# Provided entries
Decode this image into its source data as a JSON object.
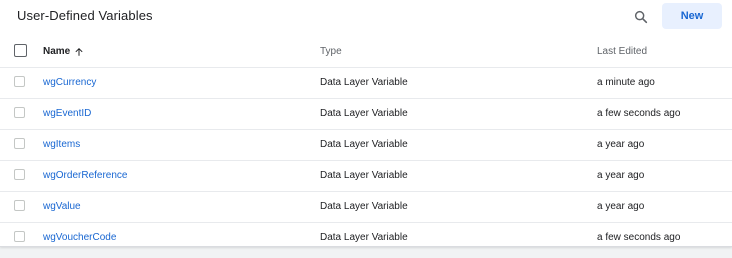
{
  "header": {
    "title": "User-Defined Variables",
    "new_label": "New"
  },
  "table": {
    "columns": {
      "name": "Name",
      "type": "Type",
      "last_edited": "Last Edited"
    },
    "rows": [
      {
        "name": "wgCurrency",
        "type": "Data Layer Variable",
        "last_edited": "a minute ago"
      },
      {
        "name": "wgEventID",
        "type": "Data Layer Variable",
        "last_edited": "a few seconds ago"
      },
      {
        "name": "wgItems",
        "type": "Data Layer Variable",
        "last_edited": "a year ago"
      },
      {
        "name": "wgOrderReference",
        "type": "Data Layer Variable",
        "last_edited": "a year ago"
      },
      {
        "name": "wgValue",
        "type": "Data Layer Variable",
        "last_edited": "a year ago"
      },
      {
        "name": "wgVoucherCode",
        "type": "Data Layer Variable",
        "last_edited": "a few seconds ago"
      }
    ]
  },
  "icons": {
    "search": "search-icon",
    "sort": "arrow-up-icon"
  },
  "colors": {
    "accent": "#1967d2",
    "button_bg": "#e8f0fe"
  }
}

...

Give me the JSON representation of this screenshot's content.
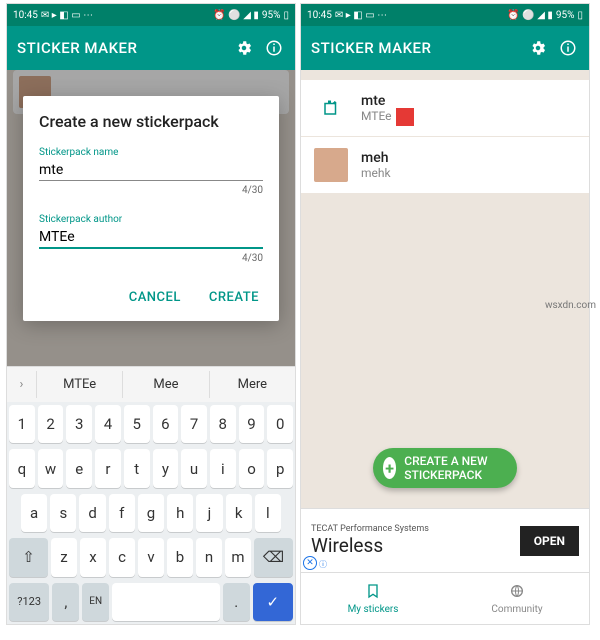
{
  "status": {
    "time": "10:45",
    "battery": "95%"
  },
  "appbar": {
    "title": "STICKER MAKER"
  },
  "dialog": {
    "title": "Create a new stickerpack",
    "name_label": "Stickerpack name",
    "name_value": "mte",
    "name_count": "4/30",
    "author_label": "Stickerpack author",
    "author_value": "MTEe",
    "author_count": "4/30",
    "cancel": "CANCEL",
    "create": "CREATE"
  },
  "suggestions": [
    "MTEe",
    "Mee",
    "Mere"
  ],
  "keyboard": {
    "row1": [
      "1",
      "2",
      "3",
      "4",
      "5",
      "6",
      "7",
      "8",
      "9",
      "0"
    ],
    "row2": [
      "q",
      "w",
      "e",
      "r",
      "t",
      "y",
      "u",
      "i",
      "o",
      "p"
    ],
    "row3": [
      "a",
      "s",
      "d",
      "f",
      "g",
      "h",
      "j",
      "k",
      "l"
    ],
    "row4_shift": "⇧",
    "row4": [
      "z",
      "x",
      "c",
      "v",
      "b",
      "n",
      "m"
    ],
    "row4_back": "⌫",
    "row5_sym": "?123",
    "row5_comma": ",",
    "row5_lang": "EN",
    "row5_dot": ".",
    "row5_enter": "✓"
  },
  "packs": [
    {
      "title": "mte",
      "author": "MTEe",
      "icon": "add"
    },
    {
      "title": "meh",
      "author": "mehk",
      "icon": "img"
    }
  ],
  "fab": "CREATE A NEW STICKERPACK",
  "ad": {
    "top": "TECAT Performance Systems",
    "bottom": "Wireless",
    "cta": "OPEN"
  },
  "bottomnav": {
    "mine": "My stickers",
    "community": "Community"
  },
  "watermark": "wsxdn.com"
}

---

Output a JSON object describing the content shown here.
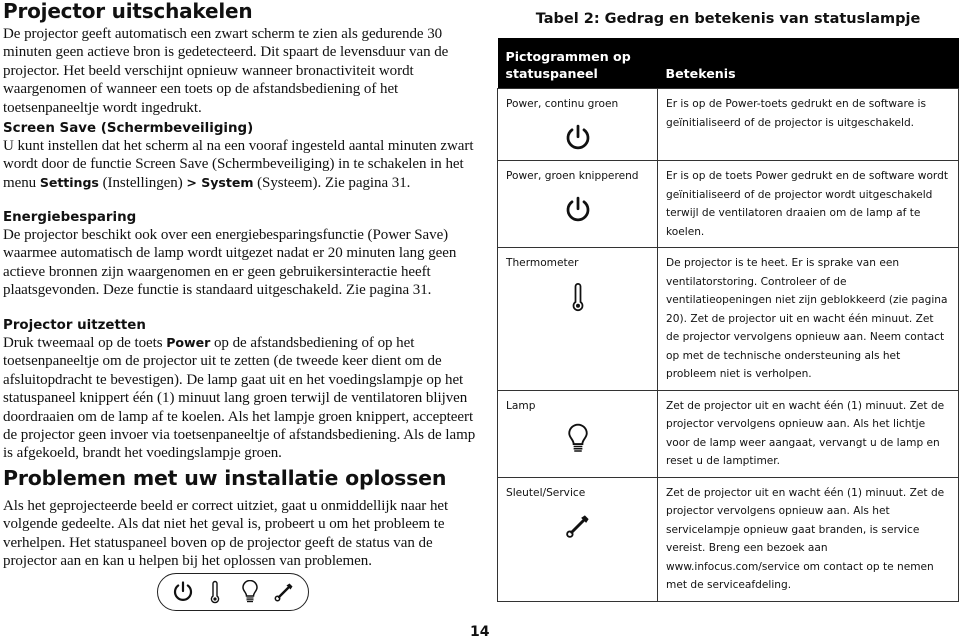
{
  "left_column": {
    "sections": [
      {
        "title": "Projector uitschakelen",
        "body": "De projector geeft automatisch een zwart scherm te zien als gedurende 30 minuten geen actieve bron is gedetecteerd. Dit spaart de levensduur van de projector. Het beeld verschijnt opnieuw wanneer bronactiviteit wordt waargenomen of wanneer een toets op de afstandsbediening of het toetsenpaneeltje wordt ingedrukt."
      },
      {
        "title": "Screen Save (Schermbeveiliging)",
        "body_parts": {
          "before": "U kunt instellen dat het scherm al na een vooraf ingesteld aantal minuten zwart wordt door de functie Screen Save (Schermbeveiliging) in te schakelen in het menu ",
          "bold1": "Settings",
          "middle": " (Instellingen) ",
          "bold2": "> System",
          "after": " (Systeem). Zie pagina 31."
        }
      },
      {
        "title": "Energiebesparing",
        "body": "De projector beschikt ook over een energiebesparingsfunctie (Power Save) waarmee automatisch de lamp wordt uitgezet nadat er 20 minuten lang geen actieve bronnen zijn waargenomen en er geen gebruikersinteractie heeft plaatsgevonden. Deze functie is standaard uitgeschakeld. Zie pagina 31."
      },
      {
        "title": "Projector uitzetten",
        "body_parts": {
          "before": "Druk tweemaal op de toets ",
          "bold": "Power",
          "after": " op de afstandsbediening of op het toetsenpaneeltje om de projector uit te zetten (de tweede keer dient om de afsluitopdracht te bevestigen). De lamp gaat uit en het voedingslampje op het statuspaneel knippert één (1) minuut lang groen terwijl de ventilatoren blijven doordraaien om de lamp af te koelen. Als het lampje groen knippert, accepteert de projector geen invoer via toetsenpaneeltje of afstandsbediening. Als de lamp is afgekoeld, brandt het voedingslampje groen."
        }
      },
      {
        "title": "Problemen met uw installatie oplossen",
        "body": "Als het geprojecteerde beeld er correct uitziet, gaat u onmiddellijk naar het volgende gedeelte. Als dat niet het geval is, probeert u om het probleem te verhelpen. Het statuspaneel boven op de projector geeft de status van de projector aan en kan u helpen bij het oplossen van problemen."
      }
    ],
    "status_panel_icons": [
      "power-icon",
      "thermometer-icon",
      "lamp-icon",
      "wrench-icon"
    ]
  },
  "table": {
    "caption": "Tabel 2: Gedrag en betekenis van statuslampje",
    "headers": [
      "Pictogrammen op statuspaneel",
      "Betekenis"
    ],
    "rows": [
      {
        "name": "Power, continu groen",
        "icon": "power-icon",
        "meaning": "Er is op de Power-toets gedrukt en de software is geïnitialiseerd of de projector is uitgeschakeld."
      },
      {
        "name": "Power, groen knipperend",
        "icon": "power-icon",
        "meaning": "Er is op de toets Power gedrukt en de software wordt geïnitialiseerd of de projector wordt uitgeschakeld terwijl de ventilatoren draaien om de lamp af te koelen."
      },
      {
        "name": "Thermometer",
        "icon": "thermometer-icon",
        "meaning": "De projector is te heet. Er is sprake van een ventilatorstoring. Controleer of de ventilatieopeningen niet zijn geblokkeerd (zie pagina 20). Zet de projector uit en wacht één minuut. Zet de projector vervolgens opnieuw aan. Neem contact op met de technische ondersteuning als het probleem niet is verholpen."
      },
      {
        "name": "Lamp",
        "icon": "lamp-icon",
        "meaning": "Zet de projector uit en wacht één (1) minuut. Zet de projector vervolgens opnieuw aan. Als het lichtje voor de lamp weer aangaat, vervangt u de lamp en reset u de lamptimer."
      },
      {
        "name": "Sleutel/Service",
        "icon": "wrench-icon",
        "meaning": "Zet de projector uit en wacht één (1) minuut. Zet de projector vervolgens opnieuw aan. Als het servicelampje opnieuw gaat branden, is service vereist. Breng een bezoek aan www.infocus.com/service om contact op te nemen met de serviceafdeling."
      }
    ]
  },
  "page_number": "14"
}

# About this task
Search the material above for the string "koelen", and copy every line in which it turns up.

# Exercise result
          "after": " op de afstandsbediening of op het toetsenpaneeltje om de projector uit te zetten (de tweede keer dient om de afsluitopdracht te bevestigen). De lamp gaat uit en het voedingslampje op het statuspaneel knippert één (1) minuut lang groen terwijl de ventilatoren blijven doordraaien om de lamp af te koelen. Als het lampje groen knippert, accepteert de projector geen invoer via toetsenpaneeltje of afstandsbediening. Als de lamp is afgekoeld, brandt het voedingslampje groen."
        "meaning": "Er is op de toets Power gedrukt en de software wordt geïnitialiseerd of de projector wordt uitgeschakeld terwijl de ventilatoren draaien om de lamp af te koelen."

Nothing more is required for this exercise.